Despite IoT currently being in the phase of rapid development and growth, there are still gaps and areas that require improvement. Identifying and working on these has been the focus of many researchers who believe IoT could be transformed and bettered.

A group of scientists from Carnegie Mellon University suggest this could be done by using synthetic sensors in the form of chips.

As described in a report by three top researchers from the University’s Human-Computer Interaction Institute developer team, these chips would be general purpose sensors that universally sense a range of inputs from existing appliances. The collected data could then be transformed into the required format and shared between other installed chips, enabling them to communicate with each other directly instead of a central controller, such as an intelligent personal assistant.

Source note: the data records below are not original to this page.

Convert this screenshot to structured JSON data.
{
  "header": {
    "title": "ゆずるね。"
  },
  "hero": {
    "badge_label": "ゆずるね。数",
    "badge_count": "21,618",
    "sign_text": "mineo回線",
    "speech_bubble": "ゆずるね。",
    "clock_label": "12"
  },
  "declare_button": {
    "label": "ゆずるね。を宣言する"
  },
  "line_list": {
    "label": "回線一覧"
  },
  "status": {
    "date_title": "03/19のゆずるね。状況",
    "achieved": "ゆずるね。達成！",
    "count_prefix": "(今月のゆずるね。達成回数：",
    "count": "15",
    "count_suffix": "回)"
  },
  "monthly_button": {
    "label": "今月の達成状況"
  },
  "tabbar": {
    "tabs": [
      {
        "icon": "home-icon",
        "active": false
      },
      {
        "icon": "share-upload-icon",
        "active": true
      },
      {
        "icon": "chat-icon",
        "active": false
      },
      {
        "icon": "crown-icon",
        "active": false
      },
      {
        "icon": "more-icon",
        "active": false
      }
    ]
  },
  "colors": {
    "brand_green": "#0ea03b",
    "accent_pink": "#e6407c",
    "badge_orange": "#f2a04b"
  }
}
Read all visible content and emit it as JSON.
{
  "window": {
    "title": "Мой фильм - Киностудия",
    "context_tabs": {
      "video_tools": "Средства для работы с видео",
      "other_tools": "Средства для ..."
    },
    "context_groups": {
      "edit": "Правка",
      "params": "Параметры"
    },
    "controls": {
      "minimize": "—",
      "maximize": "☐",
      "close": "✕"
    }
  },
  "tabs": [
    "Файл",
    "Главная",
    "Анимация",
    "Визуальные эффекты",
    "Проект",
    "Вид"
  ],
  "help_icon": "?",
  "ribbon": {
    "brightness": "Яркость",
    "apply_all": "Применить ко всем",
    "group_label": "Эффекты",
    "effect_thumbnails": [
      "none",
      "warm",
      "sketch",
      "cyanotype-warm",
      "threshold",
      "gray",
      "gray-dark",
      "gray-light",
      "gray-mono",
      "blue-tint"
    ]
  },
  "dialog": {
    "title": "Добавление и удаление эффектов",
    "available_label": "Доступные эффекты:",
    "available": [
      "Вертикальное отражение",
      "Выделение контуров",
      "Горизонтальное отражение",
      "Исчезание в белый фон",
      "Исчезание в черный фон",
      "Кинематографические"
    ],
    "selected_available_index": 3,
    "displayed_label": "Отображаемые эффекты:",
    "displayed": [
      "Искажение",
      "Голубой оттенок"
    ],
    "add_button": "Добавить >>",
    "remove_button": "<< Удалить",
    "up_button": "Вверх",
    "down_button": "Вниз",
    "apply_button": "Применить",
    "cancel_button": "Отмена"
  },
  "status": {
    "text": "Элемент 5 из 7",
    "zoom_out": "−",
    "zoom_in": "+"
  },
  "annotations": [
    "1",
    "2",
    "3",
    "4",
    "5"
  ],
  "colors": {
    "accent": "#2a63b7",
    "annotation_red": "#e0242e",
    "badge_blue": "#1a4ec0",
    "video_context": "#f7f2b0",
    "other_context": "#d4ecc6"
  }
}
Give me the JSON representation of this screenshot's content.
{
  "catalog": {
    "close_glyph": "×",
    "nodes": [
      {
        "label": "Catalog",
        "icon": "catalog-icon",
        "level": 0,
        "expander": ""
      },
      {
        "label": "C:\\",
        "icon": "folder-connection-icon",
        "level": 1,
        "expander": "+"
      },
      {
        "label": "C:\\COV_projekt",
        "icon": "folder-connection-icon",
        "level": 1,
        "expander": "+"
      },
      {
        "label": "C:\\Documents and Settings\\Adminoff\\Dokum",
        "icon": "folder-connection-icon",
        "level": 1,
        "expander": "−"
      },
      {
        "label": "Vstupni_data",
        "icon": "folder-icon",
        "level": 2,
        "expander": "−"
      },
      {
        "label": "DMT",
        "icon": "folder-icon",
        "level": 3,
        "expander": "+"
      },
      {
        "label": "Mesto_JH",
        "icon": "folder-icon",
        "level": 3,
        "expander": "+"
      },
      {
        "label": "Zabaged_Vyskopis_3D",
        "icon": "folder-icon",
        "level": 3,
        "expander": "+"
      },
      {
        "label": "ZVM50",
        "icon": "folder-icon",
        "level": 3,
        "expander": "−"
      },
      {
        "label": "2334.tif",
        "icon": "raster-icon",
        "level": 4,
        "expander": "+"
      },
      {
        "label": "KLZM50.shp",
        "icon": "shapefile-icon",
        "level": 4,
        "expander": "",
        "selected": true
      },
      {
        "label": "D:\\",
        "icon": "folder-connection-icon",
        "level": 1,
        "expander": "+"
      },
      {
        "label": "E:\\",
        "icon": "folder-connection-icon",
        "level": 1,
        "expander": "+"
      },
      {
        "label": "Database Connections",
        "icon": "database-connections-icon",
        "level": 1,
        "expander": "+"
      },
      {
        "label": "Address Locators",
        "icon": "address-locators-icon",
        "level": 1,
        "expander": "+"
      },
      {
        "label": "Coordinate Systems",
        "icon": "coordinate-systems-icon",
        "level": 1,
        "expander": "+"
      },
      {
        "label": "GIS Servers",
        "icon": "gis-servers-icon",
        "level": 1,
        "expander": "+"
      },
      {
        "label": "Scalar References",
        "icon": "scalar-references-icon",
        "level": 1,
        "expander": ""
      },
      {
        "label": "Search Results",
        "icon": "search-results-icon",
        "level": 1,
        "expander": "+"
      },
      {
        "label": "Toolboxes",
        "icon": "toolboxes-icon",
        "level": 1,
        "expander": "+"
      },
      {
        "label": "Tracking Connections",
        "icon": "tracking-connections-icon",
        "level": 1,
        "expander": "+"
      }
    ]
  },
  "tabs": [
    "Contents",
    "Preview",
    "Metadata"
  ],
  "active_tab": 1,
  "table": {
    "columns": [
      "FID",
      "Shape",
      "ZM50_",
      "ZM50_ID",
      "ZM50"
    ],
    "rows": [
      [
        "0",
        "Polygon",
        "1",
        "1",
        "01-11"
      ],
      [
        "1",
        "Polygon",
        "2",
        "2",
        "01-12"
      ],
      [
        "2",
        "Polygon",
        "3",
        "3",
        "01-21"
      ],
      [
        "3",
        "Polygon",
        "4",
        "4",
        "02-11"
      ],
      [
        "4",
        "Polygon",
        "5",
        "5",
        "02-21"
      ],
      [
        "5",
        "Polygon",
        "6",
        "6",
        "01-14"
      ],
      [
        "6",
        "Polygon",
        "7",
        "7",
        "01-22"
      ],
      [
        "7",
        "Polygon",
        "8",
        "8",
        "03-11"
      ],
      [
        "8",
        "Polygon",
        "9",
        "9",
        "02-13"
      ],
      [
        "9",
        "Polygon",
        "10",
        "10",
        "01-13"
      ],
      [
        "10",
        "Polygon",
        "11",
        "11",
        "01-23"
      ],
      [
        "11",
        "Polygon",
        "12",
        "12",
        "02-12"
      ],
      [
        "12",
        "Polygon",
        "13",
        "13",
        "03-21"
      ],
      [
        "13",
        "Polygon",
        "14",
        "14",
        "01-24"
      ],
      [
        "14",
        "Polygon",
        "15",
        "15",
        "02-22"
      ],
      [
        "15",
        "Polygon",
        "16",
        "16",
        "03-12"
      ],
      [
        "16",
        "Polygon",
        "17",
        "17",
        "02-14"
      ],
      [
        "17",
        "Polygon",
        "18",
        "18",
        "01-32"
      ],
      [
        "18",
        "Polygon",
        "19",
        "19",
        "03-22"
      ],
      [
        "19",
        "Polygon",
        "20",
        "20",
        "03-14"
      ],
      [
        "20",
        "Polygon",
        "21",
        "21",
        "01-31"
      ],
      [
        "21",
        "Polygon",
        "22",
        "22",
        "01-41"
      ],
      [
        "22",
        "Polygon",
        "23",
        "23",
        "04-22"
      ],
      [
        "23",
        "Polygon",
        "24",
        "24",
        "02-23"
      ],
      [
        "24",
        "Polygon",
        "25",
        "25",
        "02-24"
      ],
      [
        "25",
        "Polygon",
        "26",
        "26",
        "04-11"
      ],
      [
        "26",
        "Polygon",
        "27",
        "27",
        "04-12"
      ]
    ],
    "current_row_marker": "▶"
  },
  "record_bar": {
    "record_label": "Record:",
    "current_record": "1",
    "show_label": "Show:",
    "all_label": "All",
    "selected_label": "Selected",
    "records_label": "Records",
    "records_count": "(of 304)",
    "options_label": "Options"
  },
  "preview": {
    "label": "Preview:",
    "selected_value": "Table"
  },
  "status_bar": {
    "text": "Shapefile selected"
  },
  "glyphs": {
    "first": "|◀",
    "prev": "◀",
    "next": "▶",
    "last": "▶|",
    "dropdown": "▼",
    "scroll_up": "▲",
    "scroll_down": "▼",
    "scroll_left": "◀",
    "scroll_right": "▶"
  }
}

Called “general purpose sensing”, the team believes it could not only positively affect the speed of communication, but make it simpler across all IoT devices. As mentioned, the data would have to be transformed into the required format, which the researchers propose should be standardised: the collection, recording and sharing processes would all be done similarly, on same-format chips. Think universal phone chargers – the ideal adaptation would be the same.

The team consisting of Gierad Laput, Yang Zhang and Chris Harrison say that the “traditional approaches rely on direct or distributed sensing, most often by measuring one particular aspect of an environment with special-purpose sensors.” To combat this “instrumentation of objects”, their sensors can adjust to nearly any device; the prototype has 19 different sensor channels, including those for sound, vibration, motion, colour, light intensity, and humidity. One of the researchers has said the sensors are like “a little artificial intelligence” because they can predict data based on information previously given.

The creators of the sensors are confident that their discovery could revolutionise IoT, and Dashboard agrees. Whilst wary that the product is only in its development stage and is yet to be launched, standardisation of IoT is certainly a future we can see for this technology. We happily welcome such innovation.

The full report by Carnegie Mellon University can be viewed here